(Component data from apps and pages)
Start of Block

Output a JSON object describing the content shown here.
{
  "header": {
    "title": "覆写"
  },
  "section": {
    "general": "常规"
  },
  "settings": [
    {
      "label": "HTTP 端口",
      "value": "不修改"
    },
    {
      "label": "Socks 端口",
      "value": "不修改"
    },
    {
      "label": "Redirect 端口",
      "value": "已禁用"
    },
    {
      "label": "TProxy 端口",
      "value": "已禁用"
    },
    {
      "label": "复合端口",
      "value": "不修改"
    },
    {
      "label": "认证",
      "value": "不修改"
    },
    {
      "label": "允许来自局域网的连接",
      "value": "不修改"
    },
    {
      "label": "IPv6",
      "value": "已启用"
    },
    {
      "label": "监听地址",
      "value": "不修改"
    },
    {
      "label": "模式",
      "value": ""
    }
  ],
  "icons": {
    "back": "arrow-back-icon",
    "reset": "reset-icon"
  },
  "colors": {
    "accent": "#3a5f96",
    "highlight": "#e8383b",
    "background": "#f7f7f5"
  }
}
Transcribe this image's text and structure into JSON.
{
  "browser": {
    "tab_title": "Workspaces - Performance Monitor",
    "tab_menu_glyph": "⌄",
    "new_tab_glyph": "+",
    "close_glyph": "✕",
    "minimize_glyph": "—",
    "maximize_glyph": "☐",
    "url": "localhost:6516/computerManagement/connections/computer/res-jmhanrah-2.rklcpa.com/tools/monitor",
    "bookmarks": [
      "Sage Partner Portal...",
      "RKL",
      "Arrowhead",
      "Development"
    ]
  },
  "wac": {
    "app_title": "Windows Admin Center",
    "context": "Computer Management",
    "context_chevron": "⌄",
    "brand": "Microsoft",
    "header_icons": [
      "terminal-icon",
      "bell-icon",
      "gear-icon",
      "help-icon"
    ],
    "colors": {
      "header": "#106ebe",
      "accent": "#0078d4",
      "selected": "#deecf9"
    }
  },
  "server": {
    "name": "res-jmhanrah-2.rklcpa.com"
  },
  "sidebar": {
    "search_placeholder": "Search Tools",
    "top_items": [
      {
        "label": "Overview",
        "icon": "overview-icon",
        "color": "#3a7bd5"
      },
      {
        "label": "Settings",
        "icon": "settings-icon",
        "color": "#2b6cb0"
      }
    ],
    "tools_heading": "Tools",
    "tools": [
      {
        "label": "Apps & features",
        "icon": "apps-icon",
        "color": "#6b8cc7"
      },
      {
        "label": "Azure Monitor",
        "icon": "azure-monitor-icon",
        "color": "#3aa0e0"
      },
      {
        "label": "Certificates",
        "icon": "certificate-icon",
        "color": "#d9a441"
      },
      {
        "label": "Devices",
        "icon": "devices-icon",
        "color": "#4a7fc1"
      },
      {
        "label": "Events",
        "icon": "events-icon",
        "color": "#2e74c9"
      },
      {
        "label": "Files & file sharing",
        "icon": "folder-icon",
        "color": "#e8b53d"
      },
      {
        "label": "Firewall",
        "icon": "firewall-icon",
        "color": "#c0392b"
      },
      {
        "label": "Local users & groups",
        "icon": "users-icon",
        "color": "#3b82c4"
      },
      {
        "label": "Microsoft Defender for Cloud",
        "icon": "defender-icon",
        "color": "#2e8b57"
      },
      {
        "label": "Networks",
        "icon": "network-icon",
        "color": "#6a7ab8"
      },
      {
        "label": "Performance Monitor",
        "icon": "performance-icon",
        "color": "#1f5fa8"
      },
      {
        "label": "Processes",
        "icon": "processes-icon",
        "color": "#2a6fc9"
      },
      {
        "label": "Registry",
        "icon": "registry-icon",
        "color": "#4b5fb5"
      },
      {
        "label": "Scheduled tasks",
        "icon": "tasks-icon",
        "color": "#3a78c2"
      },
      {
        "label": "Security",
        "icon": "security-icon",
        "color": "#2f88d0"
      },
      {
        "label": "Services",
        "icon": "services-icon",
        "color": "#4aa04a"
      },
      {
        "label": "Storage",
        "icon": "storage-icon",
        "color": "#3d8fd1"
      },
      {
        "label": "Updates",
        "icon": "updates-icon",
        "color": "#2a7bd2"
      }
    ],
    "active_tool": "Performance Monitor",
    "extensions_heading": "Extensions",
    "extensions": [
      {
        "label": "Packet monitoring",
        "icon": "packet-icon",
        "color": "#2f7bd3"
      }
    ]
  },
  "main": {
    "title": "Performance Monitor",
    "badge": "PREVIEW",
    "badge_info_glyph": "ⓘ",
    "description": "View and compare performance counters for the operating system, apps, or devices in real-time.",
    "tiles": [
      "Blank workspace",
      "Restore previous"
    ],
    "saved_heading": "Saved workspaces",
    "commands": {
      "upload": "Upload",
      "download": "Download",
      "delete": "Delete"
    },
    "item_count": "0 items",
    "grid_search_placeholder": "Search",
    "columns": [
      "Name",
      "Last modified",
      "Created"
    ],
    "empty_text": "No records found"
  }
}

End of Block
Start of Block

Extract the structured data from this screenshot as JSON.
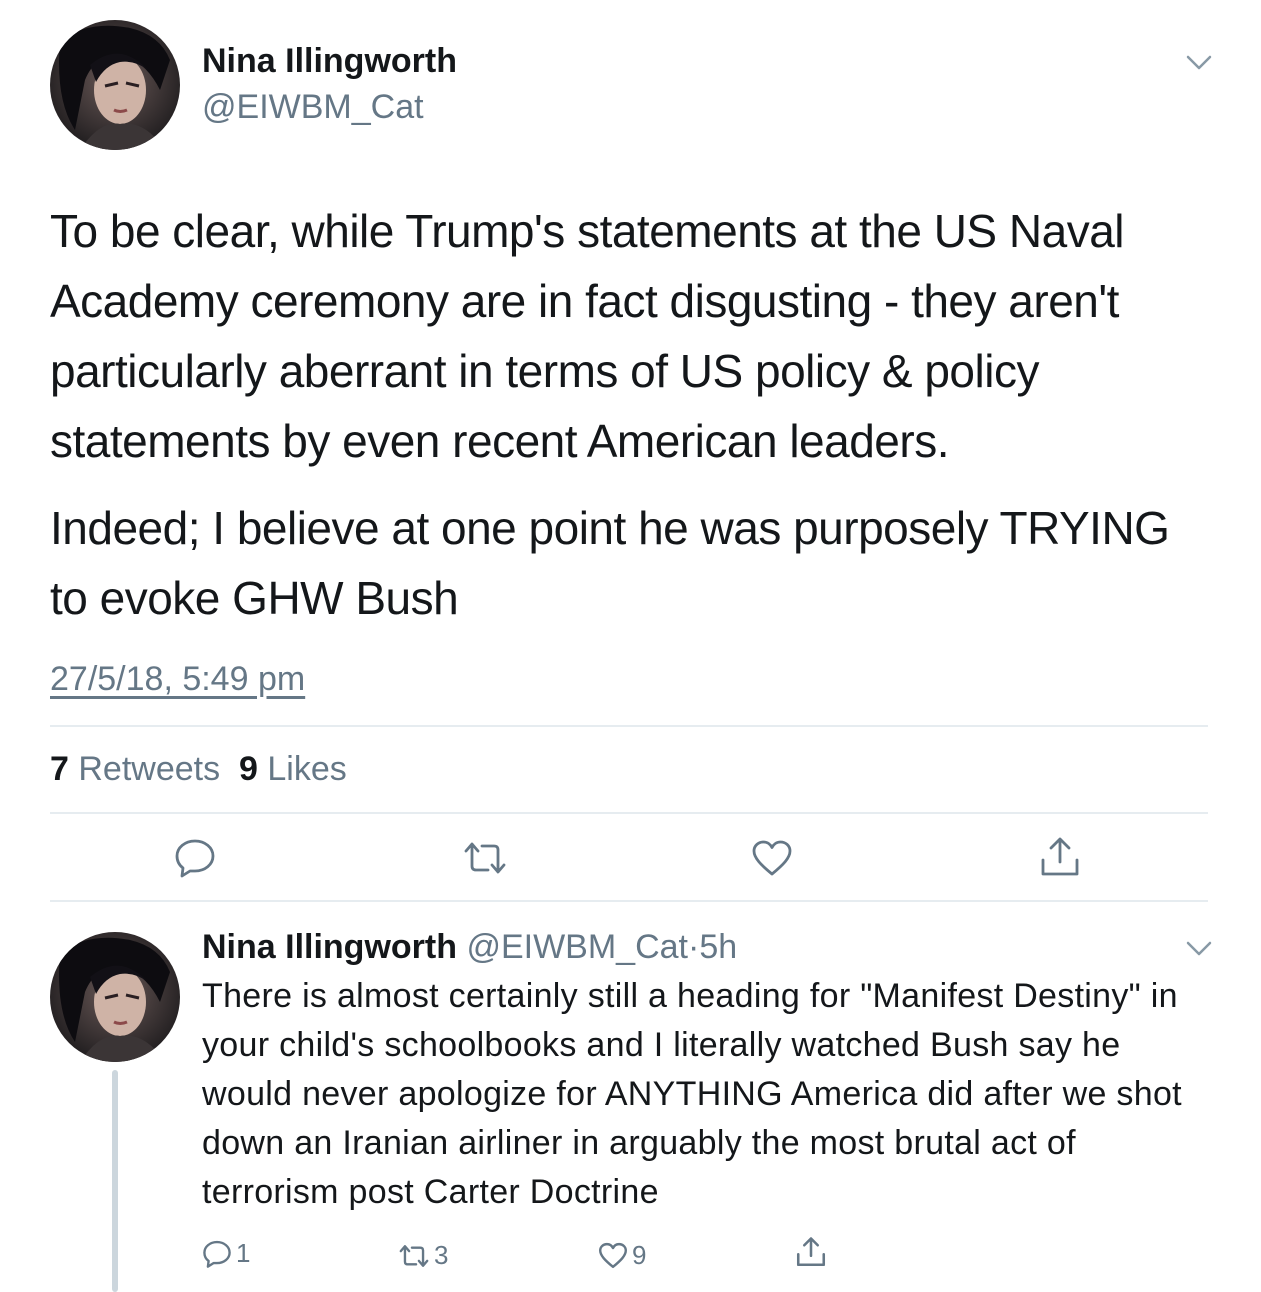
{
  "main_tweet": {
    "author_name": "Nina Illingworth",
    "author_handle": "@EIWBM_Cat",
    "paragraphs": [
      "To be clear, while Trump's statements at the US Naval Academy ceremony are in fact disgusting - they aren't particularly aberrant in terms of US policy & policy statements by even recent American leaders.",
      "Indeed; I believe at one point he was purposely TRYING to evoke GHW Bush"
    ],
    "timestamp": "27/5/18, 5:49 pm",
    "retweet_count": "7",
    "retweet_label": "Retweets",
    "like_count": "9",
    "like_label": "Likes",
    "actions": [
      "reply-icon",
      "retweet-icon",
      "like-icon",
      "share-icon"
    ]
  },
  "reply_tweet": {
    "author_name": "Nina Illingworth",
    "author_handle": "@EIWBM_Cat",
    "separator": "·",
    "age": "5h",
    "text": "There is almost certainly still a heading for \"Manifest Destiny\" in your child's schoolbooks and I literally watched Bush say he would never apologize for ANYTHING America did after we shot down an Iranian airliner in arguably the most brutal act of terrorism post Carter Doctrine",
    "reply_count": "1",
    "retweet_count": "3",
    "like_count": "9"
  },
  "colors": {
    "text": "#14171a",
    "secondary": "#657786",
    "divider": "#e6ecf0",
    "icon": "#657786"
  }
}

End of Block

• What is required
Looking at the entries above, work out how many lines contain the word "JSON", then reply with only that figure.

• Output of the exercise
3